Carl W. Gottschalk, MD was born in Salem, Virginia in 1922. After graduating Phi Beta Kappa from Roanoke College in 1942, he attended the University of Virginia Medical School, graduating in 1945. He completed his residency at Massachusetts General Hospital and a research fellowship at Harvard Medical School under Eugene Landis, during which he first became interested in micropuncture, a process by which nephron segments are pierced, to investigate microcirculation.
In 1952, Dr. Gottschalk joined the University of North Carolina at Chapel Hill as a cardiology fellow and stayed there for the remainder of his career. With a small grant, Dr. Gottschalk established a laboratory to study how the kidney concentrated urine. Reviving the use of micropuncture techniques, he pursued the widely-dismissed hypothesis that a countercurrent multiplier system of renal tubules and vasa rectae was responsible. In 1958, Dr. Gottschalk published evidence from his lab in Science that essentially proved this hypothesis. Following these seminal studies, Dr. Gottschalkâ€™s micropuncture lab became a center of cutting-edge scholarship and training. Dr. Gottschalk and his colleagues led pioneering research studies on the mechanisms involved in urine acidification, calcium excretion, potassium depletion, neural control of salt excretion, and glomerular dynamics, and also made important observations on the pathology of acute and chronic renal failure.

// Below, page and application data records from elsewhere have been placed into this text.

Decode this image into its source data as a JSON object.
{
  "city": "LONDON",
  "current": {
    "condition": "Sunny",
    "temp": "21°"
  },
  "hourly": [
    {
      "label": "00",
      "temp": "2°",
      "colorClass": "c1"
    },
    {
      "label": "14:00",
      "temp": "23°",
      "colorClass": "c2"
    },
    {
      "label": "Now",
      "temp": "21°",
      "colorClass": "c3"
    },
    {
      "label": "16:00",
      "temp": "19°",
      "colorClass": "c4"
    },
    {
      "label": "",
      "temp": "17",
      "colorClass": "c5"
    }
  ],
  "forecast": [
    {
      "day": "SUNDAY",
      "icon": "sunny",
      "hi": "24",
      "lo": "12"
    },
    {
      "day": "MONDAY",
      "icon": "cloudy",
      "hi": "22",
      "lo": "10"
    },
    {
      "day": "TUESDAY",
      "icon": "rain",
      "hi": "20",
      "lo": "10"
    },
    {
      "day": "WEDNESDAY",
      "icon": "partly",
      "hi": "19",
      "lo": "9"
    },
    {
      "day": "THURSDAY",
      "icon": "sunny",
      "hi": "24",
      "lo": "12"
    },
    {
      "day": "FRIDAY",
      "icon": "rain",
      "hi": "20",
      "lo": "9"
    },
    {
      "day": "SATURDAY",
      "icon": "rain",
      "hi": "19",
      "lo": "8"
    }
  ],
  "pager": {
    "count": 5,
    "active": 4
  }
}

In addition to his prodigious research, Dr. Gottschalk contributed to the field through service. In 1966, he was selected to chair the Special Committee on Kidney Disease, an initiative of the U.S. Bureau of the Budget that was charged with determining the prevalence of chronic kidney in the country, the percentage of such patients that could be treated with dialysis, and whether dialysis should be classified as a therapeutic, rather than experimental, procedure. The committeeâ€™s recommendations, including that there was a significant number of patients with chronic renal disease that could be treated successfully with dialysis and that no one should be denied such treatment for financial reasons, led to the current federal support of renal dialysis. Dr. Gottschalk was elected to the American Academy of Arts and Sciences in 1970 and the National Academy of Science in 1975, and served as president of ASN from 1975 to 1976.
Dr. Gottschalk sat on many editorial boards, including the American Journal of Physiology, Journal of Applied Physiology, and Kidney International, and received numerous awards, including the Homer W. Smith Award of the American Society of Nephrology in 1970 and the David M. Hume Award of the National Kidney Foundation in 1976.
Carl W. Gottschalk, MD, passed away in October 1997. His collection of rare scientific books was donated to the University of North Carolina and is currently housed in the Gottschalk Collection at the Wilson Library.